[Provided records Boundary: Start]
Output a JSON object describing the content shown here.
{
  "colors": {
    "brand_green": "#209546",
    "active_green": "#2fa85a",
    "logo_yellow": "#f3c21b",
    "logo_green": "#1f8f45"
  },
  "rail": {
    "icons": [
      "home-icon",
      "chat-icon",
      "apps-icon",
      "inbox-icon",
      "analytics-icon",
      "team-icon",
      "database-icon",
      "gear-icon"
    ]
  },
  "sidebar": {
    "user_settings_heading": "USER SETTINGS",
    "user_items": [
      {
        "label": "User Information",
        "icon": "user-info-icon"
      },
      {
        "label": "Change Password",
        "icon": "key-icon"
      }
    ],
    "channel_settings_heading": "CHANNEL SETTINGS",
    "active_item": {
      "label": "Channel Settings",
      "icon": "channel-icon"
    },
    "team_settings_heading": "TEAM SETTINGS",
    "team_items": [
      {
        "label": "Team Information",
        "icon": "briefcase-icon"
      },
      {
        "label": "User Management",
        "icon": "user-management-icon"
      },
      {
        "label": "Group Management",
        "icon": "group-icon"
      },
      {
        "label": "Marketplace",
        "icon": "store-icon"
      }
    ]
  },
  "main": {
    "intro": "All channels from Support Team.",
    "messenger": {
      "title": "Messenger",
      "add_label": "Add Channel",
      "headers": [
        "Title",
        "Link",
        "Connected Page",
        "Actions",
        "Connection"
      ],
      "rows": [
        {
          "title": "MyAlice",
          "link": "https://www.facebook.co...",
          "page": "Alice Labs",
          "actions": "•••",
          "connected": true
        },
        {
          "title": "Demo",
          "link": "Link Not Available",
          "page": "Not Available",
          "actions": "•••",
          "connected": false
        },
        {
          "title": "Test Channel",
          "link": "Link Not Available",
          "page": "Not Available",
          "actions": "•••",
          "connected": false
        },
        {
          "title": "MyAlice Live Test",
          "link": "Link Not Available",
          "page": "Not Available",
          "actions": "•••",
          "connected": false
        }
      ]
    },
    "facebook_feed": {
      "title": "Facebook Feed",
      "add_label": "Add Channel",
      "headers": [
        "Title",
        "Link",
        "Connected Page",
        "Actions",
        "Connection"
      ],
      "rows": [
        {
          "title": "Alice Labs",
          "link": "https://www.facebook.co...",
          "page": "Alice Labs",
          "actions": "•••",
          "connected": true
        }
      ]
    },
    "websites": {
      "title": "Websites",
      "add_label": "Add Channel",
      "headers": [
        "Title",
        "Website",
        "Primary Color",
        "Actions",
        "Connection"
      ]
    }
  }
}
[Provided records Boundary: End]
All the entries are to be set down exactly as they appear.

■ Answer for this exercise
Output a JSON object describing the content shown here.
{
  "colors": {
    "brand_green": "#209546",
    "active_green": "#2fa85a",
    "logo_yellow": "#f3c21b",
    "logo_green": "#1f8f45"
  },
  "rail": {
    "icons": [
      "home-icon",
      "chat-icon",
      "apps-icon",
      "inbox-icon",
      "analytics-icon",
      "team-icon",
      "database-icon",
      "gear-icon"
    ]
  },
  "sidebar": {
    "user_settings_heading": "USER SETTINGS",
    "user_items": [
      {
        "label": "User Information",
        "icon": "user-info-icon"
      },
      {
        "label": "Change Password",
        "icon": "key-icon"
      }
    ],
    "channel_settings_heading": "CHANNEL SETTINGS",
    "active_item": {
      "label": "Channel Settings",
      "icon": "channel-icon"
    },
    "team_settings_heading": "TEAM SETTINGS",
    "team_items": [
      {
        "label": "Team Information",
        "icon": "briefcase-icon"
      },
      {
        "label": "User Management",
        "icon": "user-management-icon"
      },
      {
        "label": "Group Management",
        "icon": "group-icon"
      },
      {
        "label": "Marketplace",
        "icon": "store-icon"
      }
    ]
  },
  "main": {
    "intro": "All channels from Support Team.",
    "messenger": {
      "title": "Messenger",
      "add_label": "Add Channel",
      "headers": [
        "Title",
        "Link",
        "Connected Page",
        "Actions",
        "Connection"
      ],
      "rows": [
        {
          "title": "MyAlice",
          "link": "https://www.facebook.co...",
          "page": "Alice Labs",
          "actions": "•••",
          "connected": true
        },
        {
          "title": "Demo",
          "link": "Link Not Available",
          "page": "Not Available",
          "actions": "•••",
          "connected": false
        },
        {
          "title": "Test Channel",
          "link": "Link Not Available",
          "page": "Not Available",
          "actions": "•••",
          "connected": false
        },
        {
          "title": "MyAlice Live Test",
          "link": "Link Not Available",
          "page": "Not Available",
          "actions": "•••",
          "connected": false
        }
      ]
    },
    "facebook_feed": {
      "title": "Facebook Feed",
      "add_label": "Add Channel",
      "headers": [
        "Title",
        "Link",
        "Connected Page",
        "Actions",
        "Connection"
      ],
      "rows": [
        {
          "title": "Alice Labs",
          "link": "https://www.facebook.co...",
          "page": "Alice Labs",
          "actions": "•••",
          "connected": true
        }
      ]
    },
    "websites": {
      "title": "Websites",
      "add_label": "Add Channel",
      "headers": [
        "Title",
        "Website",
        "Primary Color",
        "Actions",
        "Connection"
      ]
    }
  }
}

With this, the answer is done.